Takeaway: Digital wayfinding solutions are no substitute for clear physical pathways and good signage, especially when there is no internet connection. Digital solutions need to work in concert with the material environment, not cover its failures.

The Durer was exceptional. Durer’s self-portrait is a direct gaze, a rebellious choice at the time. From the accompanying painting descriptions, I learned that Durer was a bit of a rebel too, incorporating pro Reformation messages into his paintings. We looked at the masterpiece for a while, sitting in relief and awe.

We left after viewing the Durer and took the elevator to the cafe. Weary of the museum’s design we drank coffee and ate cake, procrastinating our visit to another gallery. After our provisions, we stepped tentatively into the ground floor gallery and saw a small collection of romanticism and impressionist paintings. Our spirits renewed and feeling confident, we found our way to Van Gogh’s Sunflowers and reveled in the work’s sublime beauty.

Takeaway: User success and reward should not be accidental nor after great trial.

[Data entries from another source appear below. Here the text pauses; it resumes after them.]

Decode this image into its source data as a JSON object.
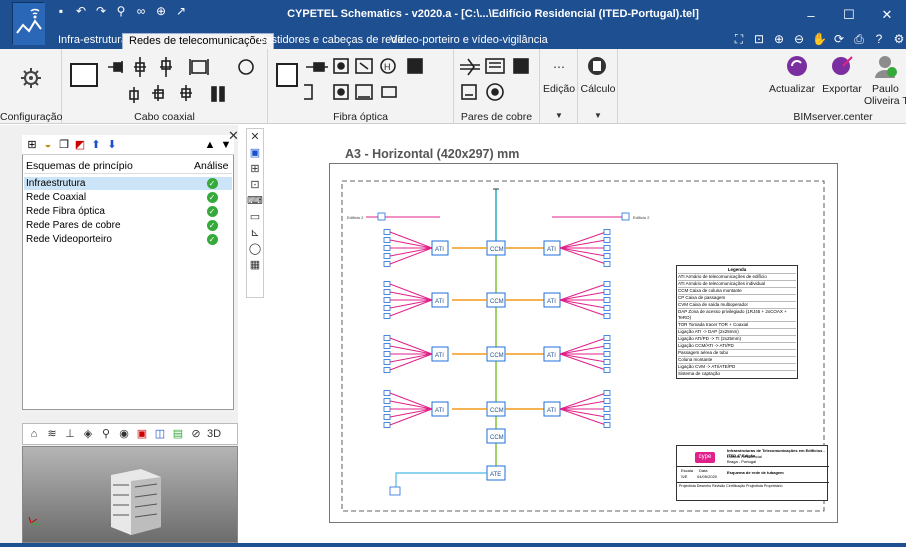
{
  "titlebar": {
    "title": "CYPETEL Schematics - v2020.a - [C:\\...\\Edifício Residencial (ITED-Portugal).tel]"
  },
  "tabs": [
    {
      "label": "Infra-estrutura",
      "active": false
    },
    {
      "label": "Redes de telecomunicações",
      "active": true
    },
    {
      "label": "Bastidores e cabeças de rede",
      "active": false
    },
    {
      "label": "Vídeo-porteiro e vídeo-vigilância",
      "active": false
    }
  ],
  "ribbon": {
    "groups": {
      "configuracao": "Configuração",
      "cabo_coaxial": "Cabo coaxial",
      "fibra_optica": "Fibra óptica",
      "pares_cobre": "Pares de cobre",
      "bimserver": "BIMserver.center"
    },
    "buttons": {
      "edicao": "Edição",
      "calculo": "Cálculo",
      "actualizar": "Actualizar",
      "exportar": "Exportar",
      "user_first": "Paulo",
      "user_last": "Oliveira TOR"
    }
  },
  "schemes": {
    "header_name": "Esquemas de princípio",
    "header_analysis": "Análise",
    "rows": [
      {
        "name": "Infraestrutura",
        "ok": true,
        "selected": true
      },
      {
        "name": "Rede Coaxial",
        "ok": true,
        "selected": false
      },
      {
        "name": "Rede Fibra óptica",
        "ok": true,
        "selected": false
      },
      {
        "name": "Rede Pares de cobre",
        "ok": true,
        "selected": false
      },
      {
        "name": "Rede Videoporteiro",
        "ok": true,
        "selected": false
      }
    ]
  },
  "sheet": {
    "title": "A3 - Horizontal (420x297) mm"
  },
  "drawing": {
    "ati_label": "ATI",
    "ccm_label": "CCM",
    "ate_label": "ATE",
    "tl_label": "Edifício 2",
    "tr_label": "Edifício 2",
    "legend_title": "Legenda",
    "legend_items": [
      "ATI Armário de telecomunicações de edifício",
      "ATI Armário de telecomunicações individual",
      "CCM Caixa de coluna montante",
      "CP Caixa de passagem",
      "CVM Caixa de saída multioperador",
      "DAP Zona de acesso privilegiado (1RJ45 + 2xCOAX + TeRO)",
      "TOR Tomada tracer TOR + Coaxial",
      "Ligação ATI -> DAP (2x25mm)",
      "Ligação ATI/PD -> TI (2x25mm)",
      "Ligação CCM/ATI -> ATI/PD",
      "Passagem aérea de tubo",
      "Coluna montante",
      "Ligação CVM -> ATI/ATE/PD",
      "Sistema de captação"
    ],
    "logo_text": "cype",
    "titleblock_title": "Infraestruturas de Telecomunicações em Edifícios - ITED 4ª Edição",
    "titleblock_sub1": "Edifício Residencial",
    "titleblock_sub2": "Braga - Portugal",
    "titleblock_scheme": "Esquema de rede de tubagem",
    "titleblock_scale_label": "Escala",
    "titleblock_scale": "S/E",
    "titleblock_date_label": "Data",
    "titleblock_date": "04/05/2020",
    "titleblock_footer": "Projectista  Desenho  Revisão  Certificação Projectista  Proprietário"
  },
  "colors": {
    "titlebar": "#1e4f91",
    "ribbon": "#f3f3f3",
    "magenta": "#e0218a",
    "orange": "#f39a1e",
    "green": "#8cc63f",
    "blue": "#1e6fd9",
    "cyan": "#49b9e6",
    "check": "#35a93a"
  }
}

It should be an inevitable conclusion after an easy path towards completion. No experience design should exhaust a user.

We left from where we came and pushed our way outside through the massive green door. Our backs were hunched a little more and our gazes a little more downward than when we arrived. We gladly left the

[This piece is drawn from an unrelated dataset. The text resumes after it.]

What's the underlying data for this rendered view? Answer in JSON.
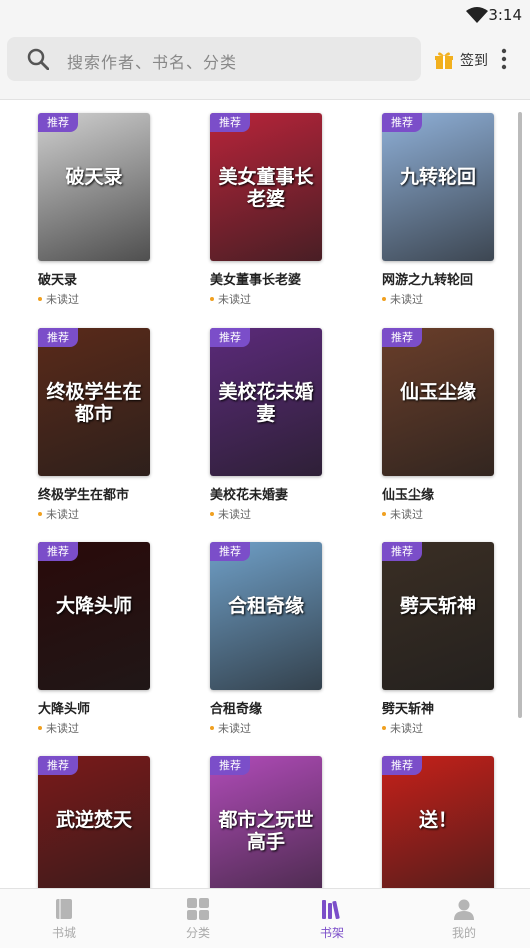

After 20 years in the experience design field, I have learned and summed up the tenets of successful experience design into three questions:

Do I know where I am?

Do I know what I can do here?

Is it clear what to do next?

Each step and every page should invoke a yes to these questions. I used expert review, user research, or data analysis to answer the questions when reviewing or creating a user experience. My summative
rules encompass all areas of UX design: user and task analysis, user stories, information architecture and navigation systems, interface design, content strategy, functional requirements, and data presentation. With one glance, I can tell if every design choiceworks in harmony for the user, or just harm. Resoundingly and robustly the experience design of Altes Pinakothek of Munich failed at every turn. The staff (four people!) and my parents’ energy (they play pickleball) were the reason we accomplished one of our goals. The enjoyment left us at the elevator “out of order” sign.

All the system’s pieces can be in place, but if a user can’t accomplish their goal easily and with some joy, the design has failed. An experience can have beautiful architecture, functional maps, gorgeous aesthetics, riveting content, and many helpful human beings for support, but an experience that doesn’t help the user each step of the way can make them cry – if they continue at all.


Kristin Zibell is a digital experience leader who identifies opportunities and strategies to make users happy and businesses successful. She’s also a past Forrester Expert,UC-Berkeley Design-Thinking instructor, and SXSW Interactive Speaker Kristin has worked for 20 years in the U.S. technology industry, including 12 years as a consultant for Silicon Valley companies like Amazon, Google, Meta, and DellEMC. She centers people in human-computer interaction design as a user experience professional and has published widely on placing people first in experience design.